  2. (vulgar, offensive) shit
  3. (mining) raw ore
  4. verbal noun of cac
Declension edit
Derived terms edit
Related terms edit

Interjection edit

cac

  1. (vulgar) Shit!, Fuck!

Etymology 2 edit

From Old Irish caccaid (excretes, verb), from cacc (dung, excrement).

Verb edit

cac (present analytic cacann, future analytic cacfaidh, verbal noun cac, past participle cactha)

  1. excrete, defecate
  2. (vulgar) shit
Conjugation edit

Mutation edit

Irish mutation
Radical Lenition Eclipsis
cac chac gcac
Note: Some of these forms may be hypothetical. Not every possible mutated form of every word actually occurs.

References edit

K'iche' edit

Etymology edit

Likely cognate to Yucatec Maya k’áak’

Noun edit

cac

  1. (Classical K'iche') fire

Old English edit

Etymology edit

Of uncertain origin. Perhaps derived from *cacian (to defecate), from Latin cacō (I shit).[1]

Pronunciation edit

Noun edit

cac m (nominative plural cacas)

  1. dung, excrement

Declension edit

Derived terms edit

Related terms edit

References edit

  1. ^ Douglas Harper (2001–2024), “cack”, in Online Etymology Dictionary.

Romanian edit

Verb edit

cac

  1. first-person singular present indicative/subjunctive of căca

Scottish Gaelic edit

Pronunciation edit

Etymology 1 edit

From Middle Irish and Old Irish cacc (dung, excrement), from Proto-Celtic *kakkā.

Noun edit

cac m (genitive singular caca, no plural)

  1. excrement
  2. (vulgar) shit
Derived terms edit

Etymology 2 edit

From Old Irish caccaid (excretes, verb), from cacc (dung, excrement). See Etymology 1 above.

Verb edit

cac (past chac, future cacaidh, verbal noun cac or cacadh, past participle cacte)

  1. (slang) excrete, defecate
  2. (slang, vulgar) shit

Mutation edit

Scottish Gaelic mutation
Radical Lenition
cac chac
Note: Some of these forms may be hypothetical.

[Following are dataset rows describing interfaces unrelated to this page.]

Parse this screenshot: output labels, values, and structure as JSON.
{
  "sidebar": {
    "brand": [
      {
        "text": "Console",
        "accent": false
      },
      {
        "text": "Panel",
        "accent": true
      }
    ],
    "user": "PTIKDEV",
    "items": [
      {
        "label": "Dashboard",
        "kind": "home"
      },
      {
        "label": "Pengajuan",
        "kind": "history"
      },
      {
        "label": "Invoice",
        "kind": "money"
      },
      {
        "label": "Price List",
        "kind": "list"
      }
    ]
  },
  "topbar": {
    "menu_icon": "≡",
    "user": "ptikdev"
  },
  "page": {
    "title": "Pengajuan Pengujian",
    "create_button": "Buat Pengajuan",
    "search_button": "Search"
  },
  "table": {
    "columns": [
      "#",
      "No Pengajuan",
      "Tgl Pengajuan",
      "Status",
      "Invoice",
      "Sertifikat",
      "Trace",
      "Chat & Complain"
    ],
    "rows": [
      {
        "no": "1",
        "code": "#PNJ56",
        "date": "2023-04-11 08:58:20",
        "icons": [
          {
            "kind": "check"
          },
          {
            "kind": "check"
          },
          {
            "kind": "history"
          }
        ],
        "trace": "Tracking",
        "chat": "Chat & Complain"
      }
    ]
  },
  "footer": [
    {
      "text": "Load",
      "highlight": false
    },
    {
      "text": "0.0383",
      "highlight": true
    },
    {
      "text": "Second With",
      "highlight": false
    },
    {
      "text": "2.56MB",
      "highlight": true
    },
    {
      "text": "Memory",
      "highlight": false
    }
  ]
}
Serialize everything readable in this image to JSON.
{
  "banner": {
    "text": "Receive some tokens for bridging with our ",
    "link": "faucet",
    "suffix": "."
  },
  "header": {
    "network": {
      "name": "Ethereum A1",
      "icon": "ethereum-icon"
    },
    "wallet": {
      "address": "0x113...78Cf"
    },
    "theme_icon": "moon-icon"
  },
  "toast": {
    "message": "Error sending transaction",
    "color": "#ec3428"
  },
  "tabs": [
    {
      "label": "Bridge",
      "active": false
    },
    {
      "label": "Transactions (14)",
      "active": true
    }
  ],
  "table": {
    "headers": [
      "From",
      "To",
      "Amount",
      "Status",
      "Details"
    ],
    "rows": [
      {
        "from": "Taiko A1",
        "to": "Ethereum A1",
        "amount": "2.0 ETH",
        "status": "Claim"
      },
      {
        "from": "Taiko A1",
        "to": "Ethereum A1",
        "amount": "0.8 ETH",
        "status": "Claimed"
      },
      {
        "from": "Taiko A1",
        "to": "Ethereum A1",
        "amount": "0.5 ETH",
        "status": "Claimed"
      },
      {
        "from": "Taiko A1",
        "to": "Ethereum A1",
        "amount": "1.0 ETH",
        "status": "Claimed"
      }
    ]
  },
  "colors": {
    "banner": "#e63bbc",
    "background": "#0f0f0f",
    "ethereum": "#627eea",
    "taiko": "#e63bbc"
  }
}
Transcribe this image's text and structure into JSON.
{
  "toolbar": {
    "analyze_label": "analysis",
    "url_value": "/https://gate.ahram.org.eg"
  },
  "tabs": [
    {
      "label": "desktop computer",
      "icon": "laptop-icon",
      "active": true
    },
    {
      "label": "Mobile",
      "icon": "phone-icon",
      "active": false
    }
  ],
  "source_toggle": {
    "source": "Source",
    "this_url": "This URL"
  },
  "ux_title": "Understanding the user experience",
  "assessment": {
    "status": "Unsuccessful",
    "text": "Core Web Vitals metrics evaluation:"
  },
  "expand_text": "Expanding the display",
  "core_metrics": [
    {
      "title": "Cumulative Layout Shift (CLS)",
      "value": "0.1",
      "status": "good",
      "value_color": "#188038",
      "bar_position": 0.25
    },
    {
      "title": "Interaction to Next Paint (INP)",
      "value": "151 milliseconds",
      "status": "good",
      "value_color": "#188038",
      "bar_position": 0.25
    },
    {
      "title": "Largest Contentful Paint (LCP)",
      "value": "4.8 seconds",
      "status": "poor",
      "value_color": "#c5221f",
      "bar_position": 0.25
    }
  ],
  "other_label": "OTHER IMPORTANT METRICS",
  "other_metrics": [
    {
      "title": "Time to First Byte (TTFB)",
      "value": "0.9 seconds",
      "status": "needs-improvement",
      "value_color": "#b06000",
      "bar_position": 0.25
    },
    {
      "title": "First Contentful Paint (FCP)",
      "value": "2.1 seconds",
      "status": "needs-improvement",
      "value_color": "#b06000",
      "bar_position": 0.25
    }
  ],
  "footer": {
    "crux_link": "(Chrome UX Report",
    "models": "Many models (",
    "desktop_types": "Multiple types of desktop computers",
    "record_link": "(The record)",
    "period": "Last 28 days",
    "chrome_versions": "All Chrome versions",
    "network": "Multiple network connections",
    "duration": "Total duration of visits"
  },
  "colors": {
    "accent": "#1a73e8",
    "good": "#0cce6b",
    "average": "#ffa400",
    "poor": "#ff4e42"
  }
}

Not every possible mutated form of every word actually occurs.

References edit